Similarly, the process of amending APEA’s Constitution is changed – 22 June was the opening date for Locals to submit proposed constitutional amendments and 20 September is the deadline for submission of any proposed constitutional amendment. The Constitution Committee will meet before Caucus, review and make its recommendations regarding the proposed amendments and a booklet of proposed amendments, with committee recommendations, will be part of delegates’ caucus packet at the beginning of caucus.
These are very significant changes in APEA’s traditional amendment and election procedures, please note them and be sure to take all necessary preparatory steps to assure that any amendments you wish to propose or candidate you wish to nominate is done in a timely manner.
Representative Paul Seaton, Chair, House Health and Social Services Committee, is a strong supporter of Vitamin D as a way to improve health and reduce medical costs. Research shows that healthy Vitamin D levels help reduce diabetes, breast cancer, and improve recovery after surgery as well as many other illnesses.
To help support the health of state employees and lower medical costs, Representative Seaton has negotiated a state employee discount for Vitamin D from the Piping Rock Company. Below, please find a discount coupon Piping Rock is providing with this newsletter.
Representative Seaton’s office has communicated appreciation for APEA/AFT’s support of preventative health. If APEA/AFT members have any questions about the benefits of Vitamin D, please visit his webpage at: http://www.housemajority.org/members/seaton/ and scroll to the bottom left side column where information regarding Vitamin D research may be accessed.

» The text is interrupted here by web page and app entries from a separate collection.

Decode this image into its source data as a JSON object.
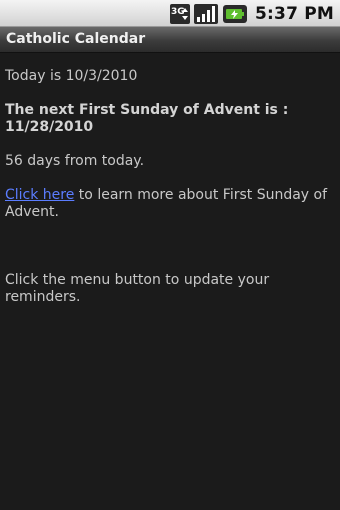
{
  "status_bar": {
    "network_label": "3G",
    "clock": "5:37 PM",
    "icons": [
      "3g-data-icon",
      "signal-strength-icon",
      "battery-charging-icon"
    ]
  },
  "app": {
    "title": "Catholic Calendar"
  },
  "main": {
    "today_text": "Today is 10/3/2010",
    "next_event_line1": "The next First Sunday of Advent is :",
    "next_event_line2": "11/28/2010",
    "days_text": "56 days from today.",
    "link_text": "Click here",
    "link_suffix": " to learn more about First Sunday of Advent.",
    "menu_hint": "Click the menu button to update your reminders."
  },
  "colors": {
    "background": "#1b1b1b",
    "text": "#c8c8c8",
    "link": "#5b7dff"
  }
}
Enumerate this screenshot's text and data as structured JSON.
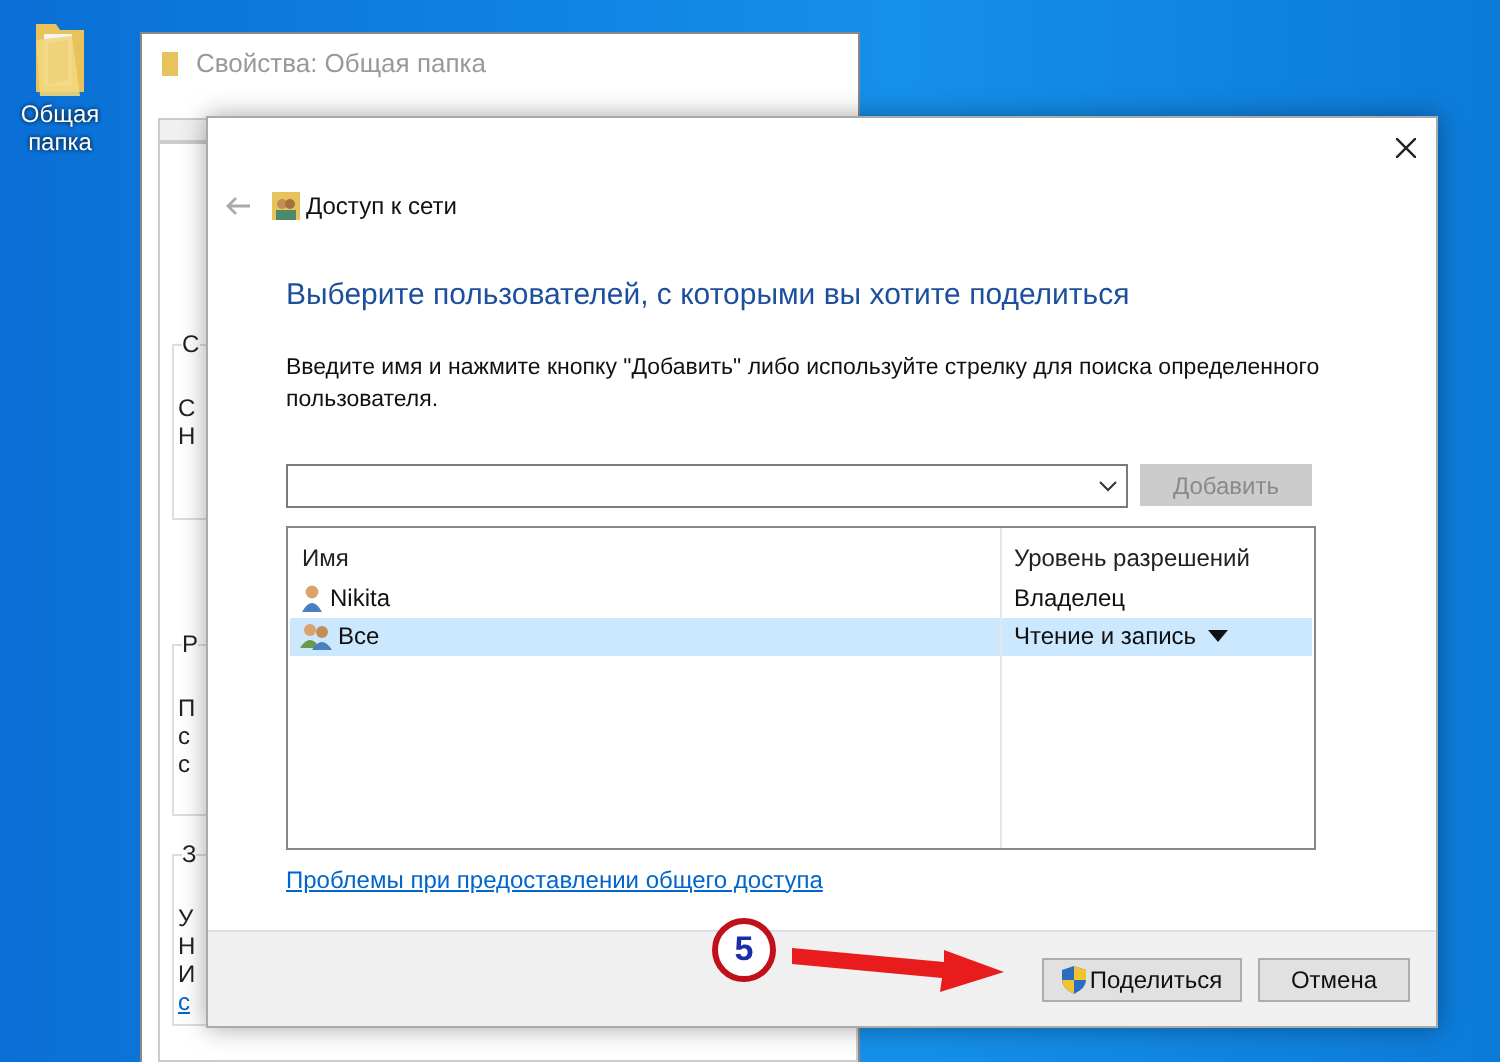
{
  "desktop_icon": {
    "label": "Общая папка"
  },
  "background_window": {
    "title": "Свойства: Общая папка",
    "groups": [
      {
        "title": "С",
        "lines": [
          "С",
          "Н"
        ]
      },
      {
        "title": "Р",
        "lines": [
          "П",
          "с",
          "с"
        ]
      },
      {
        "title": "З",
        "lines": [
          "У",
          "Н",
          "И"
        ],
        "link": "с"
      }
    ]
  },
  "dialog": {
    "nav_title": "Доступ к сети",
    "heading": "Выберите пользователей, с которыми вы хотите поделиться",
    "description": "Введите имя и нажмите кнопку \"Добавить\" либо используйте стрелку для поиска определенного пользователя.",
    "add_button": {
      "label": "Добавить",
      "disabled": true
    },
    "table": {
      "columns": [
        "Имя",
        "Уровень разрешений"
      ],
      "rows": [
        {
          "name": "Nikita",
          "kind": "user",
          "permission": "Владелец",
          "selected": false,
          "has_dropdown": false
        },
        {
          "name": "Все",
          "kind": "group",
          "permission": "Чтение и запись",
          "selected": true,
          "has_dropdown": true
        }
      ]
    },
    "help_link": "Проблемы при предоставлении общего доступа",
    "buttons": [
      {
        "label": "Поделиться",
        "kind": "shield"
      },
      {
        "label": "Отмена",
        "kind": "plain"
      }
    ]
  },
  "annotation": {
    "number": "5"
  }
}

To view the results of the Vitamin D initiative Rep. Seaton conducted in the Homer area, please visit: http://www.housemajority.org/wpcontent/uploads/2015/10/Seaton_Alaska_Health_Fair_vitamin_D_public_initiative_survey_results.p